A “TRIBE” has three dimensions.
THE PAST: A shared “ancestry” or origin that is based on parentage (physical or intellectual).
THE PRESENT: A proximate association sustained by interests, passions, and shared visions or purpose.
THE FUTURE: What sets a tribe apart from others is an “agenda,” the progress collectively made toward a shared goal. An agenda that is implicitly, if not explicitly, voiced. One that every tribe member is aware of. One driven by the guiding purpose, or spirit, of the tribe. And one that will guard against sudden (or even gradual) attrition.
In 1997, I communicated by email with a tribe of over 15,000 people interested
in heart health and disease prevention. By 1999, the tribe had dispersed.
What went wrong?
Our tribe grew by accident, with no clear purpose or plan. But as it grew, new demands appeared, which involved time and expense. We found no way to cover those costs. Repeated attempts at requesting small payments or trying product sales that paid a referral commission didn’t work, primarily because it wasn’t part of the tribal culture.

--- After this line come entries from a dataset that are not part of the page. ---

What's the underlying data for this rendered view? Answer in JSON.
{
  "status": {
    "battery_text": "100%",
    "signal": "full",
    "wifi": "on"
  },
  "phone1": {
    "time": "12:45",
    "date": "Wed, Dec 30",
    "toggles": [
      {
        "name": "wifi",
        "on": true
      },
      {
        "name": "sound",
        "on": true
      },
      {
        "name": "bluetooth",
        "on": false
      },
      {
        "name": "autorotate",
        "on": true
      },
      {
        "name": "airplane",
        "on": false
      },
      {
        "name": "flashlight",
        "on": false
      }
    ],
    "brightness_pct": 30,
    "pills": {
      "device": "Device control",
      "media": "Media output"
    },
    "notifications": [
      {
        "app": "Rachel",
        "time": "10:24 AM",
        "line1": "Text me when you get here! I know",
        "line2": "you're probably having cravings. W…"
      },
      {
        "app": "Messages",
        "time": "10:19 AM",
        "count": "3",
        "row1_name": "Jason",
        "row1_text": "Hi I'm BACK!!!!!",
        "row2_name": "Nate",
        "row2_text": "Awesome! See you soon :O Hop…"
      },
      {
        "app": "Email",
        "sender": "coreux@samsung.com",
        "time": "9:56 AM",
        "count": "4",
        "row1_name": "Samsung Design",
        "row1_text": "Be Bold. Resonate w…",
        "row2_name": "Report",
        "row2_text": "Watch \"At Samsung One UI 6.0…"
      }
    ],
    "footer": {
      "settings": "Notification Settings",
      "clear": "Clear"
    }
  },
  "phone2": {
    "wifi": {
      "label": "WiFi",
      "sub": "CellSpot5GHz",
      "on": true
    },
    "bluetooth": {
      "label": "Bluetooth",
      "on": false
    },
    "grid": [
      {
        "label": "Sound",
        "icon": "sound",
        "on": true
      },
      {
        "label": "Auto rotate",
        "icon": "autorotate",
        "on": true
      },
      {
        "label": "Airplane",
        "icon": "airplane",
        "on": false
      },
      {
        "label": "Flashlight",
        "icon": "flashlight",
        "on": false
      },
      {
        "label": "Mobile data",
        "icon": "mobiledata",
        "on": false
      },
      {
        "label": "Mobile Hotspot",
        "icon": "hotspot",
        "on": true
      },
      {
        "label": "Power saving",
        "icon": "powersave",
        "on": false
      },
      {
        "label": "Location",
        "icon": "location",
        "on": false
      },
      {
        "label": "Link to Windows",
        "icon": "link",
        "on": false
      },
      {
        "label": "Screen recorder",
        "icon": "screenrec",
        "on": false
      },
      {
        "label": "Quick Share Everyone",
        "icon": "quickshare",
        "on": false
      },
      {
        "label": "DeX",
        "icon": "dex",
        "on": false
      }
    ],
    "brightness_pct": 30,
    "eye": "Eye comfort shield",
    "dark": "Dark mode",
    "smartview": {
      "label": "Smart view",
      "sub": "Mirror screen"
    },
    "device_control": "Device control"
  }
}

If we had clearly defined the “WHY” for our tribe, we might have easily solved the problem.